═══ THE DATA ═══

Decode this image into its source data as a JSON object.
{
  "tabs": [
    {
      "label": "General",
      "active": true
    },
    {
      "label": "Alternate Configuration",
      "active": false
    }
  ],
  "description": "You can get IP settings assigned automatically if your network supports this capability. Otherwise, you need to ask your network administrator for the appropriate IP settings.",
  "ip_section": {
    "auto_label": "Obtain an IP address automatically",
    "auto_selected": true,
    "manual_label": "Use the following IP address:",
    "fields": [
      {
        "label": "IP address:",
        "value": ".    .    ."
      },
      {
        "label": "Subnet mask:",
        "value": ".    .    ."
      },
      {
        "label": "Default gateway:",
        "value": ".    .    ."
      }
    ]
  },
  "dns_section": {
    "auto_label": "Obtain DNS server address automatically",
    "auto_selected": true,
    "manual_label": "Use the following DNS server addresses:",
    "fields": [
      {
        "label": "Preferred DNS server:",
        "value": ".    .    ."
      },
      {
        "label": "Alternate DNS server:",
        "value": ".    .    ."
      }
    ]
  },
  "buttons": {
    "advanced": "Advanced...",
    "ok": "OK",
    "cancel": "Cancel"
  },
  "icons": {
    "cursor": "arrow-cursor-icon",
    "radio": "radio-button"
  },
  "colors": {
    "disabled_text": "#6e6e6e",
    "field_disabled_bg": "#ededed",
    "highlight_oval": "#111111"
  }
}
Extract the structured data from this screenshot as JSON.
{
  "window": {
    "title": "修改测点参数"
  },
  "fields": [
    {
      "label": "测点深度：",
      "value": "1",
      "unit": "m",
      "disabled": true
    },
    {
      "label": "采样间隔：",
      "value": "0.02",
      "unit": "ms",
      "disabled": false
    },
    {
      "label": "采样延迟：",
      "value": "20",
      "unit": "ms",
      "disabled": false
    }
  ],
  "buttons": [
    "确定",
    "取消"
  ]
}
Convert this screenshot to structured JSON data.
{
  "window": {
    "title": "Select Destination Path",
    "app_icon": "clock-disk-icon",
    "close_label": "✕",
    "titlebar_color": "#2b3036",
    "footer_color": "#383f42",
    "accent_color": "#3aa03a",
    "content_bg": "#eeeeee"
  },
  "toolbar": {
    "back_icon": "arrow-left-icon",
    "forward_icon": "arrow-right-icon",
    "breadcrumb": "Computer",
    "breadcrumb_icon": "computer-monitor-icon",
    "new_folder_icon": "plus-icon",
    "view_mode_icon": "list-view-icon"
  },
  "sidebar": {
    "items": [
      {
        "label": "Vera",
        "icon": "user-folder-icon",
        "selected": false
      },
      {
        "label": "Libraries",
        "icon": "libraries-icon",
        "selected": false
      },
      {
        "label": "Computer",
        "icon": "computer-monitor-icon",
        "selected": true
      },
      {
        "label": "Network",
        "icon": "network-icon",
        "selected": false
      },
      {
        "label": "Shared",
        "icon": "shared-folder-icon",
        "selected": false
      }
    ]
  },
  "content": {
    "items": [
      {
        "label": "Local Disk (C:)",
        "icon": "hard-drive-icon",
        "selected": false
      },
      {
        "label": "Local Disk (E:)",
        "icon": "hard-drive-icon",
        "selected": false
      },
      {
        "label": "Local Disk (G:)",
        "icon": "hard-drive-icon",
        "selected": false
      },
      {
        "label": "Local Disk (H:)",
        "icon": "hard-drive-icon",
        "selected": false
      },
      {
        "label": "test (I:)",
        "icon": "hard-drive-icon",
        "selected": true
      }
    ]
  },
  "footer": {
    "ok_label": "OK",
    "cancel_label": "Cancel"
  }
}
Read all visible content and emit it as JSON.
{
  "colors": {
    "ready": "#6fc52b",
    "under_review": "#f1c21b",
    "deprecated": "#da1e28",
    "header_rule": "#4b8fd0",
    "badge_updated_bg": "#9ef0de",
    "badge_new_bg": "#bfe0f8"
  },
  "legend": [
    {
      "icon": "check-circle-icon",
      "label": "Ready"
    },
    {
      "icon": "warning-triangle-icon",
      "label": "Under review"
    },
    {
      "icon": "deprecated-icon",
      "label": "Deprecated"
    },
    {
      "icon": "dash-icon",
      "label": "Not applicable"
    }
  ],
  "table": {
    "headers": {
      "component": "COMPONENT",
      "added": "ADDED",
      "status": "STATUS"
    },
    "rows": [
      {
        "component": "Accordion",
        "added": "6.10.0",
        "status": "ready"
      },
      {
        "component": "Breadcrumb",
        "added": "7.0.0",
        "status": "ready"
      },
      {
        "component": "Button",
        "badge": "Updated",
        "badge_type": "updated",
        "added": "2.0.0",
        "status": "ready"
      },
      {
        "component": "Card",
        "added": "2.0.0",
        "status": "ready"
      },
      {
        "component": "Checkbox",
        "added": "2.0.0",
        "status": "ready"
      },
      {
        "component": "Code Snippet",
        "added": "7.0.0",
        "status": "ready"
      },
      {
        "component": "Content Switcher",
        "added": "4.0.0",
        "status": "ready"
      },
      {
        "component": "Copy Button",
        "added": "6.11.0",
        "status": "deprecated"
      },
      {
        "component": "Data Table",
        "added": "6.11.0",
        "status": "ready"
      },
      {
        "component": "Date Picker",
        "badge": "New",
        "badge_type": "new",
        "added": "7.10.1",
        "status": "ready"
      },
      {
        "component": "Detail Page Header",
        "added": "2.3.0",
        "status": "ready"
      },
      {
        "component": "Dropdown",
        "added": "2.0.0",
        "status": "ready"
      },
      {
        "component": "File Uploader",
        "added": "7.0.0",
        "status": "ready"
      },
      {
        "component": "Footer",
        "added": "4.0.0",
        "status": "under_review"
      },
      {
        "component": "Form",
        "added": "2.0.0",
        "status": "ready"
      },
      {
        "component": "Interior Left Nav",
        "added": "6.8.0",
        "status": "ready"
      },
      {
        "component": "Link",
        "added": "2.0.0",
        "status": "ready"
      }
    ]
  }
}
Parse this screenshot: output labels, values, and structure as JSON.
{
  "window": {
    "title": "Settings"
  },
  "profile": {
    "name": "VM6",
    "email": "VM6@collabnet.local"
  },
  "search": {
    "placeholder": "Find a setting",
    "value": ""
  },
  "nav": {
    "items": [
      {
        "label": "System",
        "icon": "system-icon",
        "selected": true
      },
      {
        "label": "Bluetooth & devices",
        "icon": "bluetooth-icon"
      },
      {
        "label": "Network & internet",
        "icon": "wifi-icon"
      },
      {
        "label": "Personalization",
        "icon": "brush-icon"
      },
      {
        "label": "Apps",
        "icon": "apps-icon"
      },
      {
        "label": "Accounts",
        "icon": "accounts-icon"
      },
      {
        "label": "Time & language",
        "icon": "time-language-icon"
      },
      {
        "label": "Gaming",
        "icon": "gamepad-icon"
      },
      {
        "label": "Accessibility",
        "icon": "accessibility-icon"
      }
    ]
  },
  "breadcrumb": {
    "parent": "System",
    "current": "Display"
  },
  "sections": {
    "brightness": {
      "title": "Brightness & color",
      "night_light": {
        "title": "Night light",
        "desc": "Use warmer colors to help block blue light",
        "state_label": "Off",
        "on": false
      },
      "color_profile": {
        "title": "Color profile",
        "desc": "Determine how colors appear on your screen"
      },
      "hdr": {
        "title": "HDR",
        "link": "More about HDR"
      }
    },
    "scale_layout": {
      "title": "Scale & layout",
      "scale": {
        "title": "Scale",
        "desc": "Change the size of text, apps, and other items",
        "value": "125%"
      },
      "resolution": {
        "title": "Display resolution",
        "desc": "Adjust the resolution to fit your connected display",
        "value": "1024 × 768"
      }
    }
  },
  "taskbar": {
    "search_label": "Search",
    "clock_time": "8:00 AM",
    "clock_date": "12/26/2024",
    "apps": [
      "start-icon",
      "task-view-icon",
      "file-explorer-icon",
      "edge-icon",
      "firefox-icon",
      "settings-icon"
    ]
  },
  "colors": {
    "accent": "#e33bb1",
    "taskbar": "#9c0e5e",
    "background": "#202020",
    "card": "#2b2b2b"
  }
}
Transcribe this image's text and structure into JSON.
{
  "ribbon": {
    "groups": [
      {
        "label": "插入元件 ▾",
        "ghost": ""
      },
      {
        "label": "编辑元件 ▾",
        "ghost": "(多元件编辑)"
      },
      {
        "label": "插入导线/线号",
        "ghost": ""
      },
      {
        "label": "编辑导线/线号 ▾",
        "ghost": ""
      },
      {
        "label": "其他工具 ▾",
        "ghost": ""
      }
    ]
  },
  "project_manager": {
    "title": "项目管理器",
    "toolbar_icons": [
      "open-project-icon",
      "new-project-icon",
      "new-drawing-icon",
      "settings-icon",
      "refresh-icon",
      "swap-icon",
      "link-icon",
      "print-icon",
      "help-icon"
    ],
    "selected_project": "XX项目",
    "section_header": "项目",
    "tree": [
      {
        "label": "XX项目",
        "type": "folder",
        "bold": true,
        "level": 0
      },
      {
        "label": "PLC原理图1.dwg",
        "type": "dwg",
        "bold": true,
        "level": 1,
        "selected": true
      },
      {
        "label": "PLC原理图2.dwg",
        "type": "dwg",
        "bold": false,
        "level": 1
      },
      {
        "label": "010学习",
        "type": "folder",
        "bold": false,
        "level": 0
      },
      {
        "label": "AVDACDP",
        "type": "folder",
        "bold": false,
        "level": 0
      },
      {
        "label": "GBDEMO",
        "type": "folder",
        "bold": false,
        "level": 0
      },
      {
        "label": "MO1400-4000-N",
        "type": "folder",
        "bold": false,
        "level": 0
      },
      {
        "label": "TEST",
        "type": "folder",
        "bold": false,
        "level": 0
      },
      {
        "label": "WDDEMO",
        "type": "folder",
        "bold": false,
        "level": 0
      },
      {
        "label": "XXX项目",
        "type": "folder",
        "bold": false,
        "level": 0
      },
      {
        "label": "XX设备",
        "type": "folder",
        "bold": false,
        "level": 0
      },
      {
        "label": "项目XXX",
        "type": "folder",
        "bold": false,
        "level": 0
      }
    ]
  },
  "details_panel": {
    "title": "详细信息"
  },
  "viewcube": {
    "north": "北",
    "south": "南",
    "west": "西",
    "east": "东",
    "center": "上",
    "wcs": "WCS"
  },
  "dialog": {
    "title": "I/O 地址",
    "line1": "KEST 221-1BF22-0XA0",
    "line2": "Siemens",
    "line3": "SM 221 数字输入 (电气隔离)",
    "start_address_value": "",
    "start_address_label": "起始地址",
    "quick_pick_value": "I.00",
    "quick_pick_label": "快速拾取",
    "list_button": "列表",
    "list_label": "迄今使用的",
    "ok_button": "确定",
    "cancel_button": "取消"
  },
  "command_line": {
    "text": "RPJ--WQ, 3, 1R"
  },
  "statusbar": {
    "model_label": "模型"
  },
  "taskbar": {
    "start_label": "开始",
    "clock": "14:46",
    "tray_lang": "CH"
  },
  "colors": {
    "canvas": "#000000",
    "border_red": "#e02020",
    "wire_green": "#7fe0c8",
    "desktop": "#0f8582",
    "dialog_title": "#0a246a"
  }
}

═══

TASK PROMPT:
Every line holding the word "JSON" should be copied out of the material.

EXERCISE RESPONSE:
Decode this image into its source data as a JSON object.
Extract the structured data from this screenshot as JSON.
Convert this screenshot to structured JSON data.
Read all visible content and emit it as JSON.
Parse this screenshot: output labels, values, and structure as JSON.
Transcribe this image's text and structure into JSON.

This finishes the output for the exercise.